01 September 2007

China’s Maritime Evolution: Military and Commercial Factors

Andrew S. Erickson and Gabriel Collins, “China’s Maritime Evolution: Military and Commercial Factors,” Pacific Focus 22.2 (Fall 2007): 47-75.

  • Required reading for the Naval War College Joint Military Operations Department’s Joint Land, Air, and Sea Simulation (JLASS) Fall Elective (FE) 535A.

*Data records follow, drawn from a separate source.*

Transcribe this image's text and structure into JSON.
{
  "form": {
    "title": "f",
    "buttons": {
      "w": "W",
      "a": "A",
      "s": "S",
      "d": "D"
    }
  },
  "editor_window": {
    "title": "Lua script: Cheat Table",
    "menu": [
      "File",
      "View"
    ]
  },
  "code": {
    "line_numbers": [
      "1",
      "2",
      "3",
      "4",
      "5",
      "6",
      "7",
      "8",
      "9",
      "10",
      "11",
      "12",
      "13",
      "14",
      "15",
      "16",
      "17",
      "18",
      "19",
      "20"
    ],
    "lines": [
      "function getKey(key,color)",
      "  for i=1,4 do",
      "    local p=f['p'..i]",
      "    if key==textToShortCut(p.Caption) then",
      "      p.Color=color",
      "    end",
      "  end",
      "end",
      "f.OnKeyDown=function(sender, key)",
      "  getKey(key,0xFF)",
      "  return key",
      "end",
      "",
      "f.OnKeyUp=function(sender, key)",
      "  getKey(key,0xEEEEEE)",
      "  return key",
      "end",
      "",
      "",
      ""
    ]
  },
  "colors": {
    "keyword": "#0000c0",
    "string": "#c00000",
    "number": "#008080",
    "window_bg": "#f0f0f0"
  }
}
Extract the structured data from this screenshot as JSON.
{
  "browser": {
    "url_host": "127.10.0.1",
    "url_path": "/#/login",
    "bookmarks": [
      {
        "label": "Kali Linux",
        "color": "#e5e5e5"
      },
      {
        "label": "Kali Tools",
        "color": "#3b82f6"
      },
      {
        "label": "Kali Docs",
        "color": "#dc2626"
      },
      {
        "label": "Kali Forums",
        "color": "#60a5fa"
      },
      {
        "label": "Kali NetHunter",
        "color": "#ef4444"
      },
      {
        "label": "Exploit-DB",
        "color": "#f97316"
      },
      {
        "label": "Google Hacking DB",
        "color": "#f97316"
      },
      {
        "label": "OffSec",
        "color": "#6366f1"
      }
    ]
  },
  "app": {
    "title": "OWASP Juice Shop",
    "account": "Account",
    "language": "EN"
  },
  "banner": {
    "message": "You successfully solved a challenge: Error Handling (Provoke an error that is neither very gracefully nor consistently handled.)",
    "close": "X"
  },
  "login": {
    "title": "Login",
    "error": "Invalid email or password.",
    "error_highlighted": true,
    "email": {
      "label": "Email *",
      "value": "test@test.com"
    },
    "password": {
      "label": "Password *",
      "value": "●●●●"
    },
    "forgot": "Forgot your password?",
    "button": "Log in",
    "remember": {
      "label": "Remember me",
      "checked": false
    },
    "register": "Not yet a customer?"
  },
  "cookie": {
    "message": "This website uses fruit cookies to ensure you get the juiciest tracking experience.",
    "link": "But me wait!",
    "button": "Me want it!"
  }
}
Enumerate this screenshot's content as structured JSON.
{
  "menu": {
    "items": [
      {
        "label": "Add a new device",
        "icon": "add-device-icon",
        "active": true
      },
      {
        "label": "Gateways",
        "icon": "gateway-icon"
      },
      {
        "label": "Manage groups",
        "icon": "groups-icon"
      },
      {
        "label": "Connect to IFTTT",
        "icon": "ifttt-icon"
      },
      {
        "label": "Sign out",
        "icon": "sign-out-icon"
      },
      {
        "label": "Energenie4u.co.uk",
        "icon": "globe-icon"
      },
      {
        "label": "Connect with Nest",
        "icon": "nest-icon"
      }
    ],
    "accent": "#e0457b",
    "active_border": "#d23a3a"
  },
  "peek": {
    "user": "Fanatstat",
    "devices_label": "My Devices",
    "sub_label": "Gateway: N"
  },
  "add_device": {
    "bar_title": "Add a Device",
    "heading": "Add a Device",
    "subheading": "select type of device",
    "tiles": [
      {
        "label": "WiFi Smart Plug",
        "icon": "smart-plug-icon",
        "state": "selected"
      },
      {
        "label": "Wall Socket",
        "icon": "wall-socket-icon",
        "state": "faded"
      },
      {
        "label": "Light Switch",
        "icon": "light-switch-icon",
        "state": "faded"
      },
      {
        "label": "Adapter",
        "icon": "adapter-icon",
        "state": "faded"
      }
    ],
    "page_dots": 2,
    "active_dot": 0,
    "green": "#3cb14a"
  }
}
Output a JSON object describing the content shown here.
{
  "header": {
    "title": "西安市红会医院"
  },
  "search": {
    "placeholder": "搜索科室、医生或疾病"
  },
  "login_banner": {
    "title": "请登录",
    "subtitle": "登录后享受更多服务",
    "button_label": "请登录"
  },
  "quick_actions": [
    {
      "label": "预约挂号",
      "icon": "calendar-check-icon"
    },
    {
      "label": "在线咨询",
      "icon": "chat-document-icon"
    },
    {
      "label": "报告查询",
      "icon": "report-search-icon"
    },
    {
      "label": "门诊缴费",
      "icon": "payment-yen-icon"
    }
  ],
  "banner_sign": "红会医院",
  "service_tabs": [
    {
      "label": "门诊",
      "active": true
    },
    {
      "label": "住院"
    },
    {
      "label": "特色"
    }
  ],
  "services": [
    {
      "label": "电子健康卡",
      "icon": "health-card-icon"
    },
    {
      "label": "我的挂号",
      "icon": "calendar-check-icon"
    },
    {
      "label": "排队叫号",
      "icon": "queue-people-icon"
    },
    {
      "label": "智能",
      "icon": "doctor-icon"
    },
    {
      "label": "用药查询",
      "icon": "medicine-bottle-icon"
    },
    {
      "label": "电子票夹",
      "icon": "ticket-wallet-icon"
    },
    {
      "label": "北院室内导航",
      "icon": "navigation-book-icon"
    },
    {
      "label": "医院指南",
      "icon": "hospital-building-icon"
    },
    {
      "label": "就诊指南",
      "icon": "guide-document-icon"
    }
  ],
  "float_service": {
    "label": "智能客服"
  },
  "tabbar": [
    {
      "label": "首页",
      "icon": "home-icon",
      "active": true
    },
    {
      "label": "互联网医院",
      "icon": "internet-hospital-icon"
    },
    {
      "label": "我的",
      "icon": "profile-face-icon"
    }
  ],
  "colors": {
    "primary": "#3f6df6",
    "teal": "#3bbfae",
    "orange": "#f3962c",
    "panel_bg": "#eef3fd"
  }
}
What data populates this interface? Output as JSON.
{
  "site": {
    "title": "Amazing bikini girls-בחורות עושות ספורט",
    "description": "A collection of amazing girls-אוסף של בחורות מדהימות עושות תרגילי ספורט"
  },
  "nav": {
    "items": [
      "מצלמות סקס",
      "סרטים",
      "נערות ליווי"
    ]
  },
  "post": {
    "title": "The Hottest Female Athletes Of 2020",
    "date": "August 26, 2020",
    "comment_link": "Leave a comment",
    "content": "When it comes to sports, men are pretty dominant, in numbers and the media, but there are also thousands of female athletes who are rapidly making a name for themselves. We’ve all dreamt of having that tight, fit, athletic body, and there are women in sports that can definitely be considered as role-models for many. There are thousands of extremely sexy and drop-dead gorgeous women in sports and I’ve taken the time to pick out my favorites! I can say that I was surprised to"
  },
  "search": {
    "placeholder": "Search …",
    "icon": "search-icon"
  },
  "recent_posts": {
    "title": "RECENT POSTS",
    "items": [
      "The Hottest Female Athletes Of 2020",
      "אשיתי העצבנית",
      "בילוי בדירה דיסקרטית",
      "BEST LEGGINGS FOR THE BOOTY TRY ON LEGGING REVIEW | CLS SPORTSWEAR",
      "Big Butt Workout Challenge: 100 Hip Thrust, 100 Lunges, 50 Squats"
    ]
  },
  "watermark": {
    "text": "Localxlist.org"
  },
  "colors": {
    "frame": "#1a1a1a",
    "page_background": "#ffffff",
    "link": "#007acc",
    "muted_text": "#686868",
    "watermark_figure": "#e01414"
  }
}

China is rapidly emerging as a maritime power, with global commercial and regional military influence. Historically preoccupied with securing its land borders, China is now becoming increasingly reliant on the sea to import energy and raw materials as well as transport finished goods to market. Maritime security, therefore, is becoming a more serious strategic concern for Beijing. China’s maritime industry contributed roughly 10 percent of national economic output in 2006 and its share of the national economy will likely rise sharply in coming years. As Chinese maritime interests continue to globalize, questions arise concerning the People’s Liberation Army Navy (PLAN)’s ability to secure key sea lines of communication (SLOC) in a time of crisis. This disparity arises in part because China’s PLAN is currently structured primarily to address sovereignty claims on China’s maritime periphery, particularly concerning the status of Taiwan. It is unclear whether China will continue to rely on the U.S. Navy to maintain international SLOC security. Reshaping the PLAN into a “blue water” force capable of protecting sea lanes far from China would be an expensive and strategically provocative venture. This analysis examines the role that China’s rapid commercial maritime development could play in driving such a transformation and offers barometers that might indicate if China were to pursue such a course.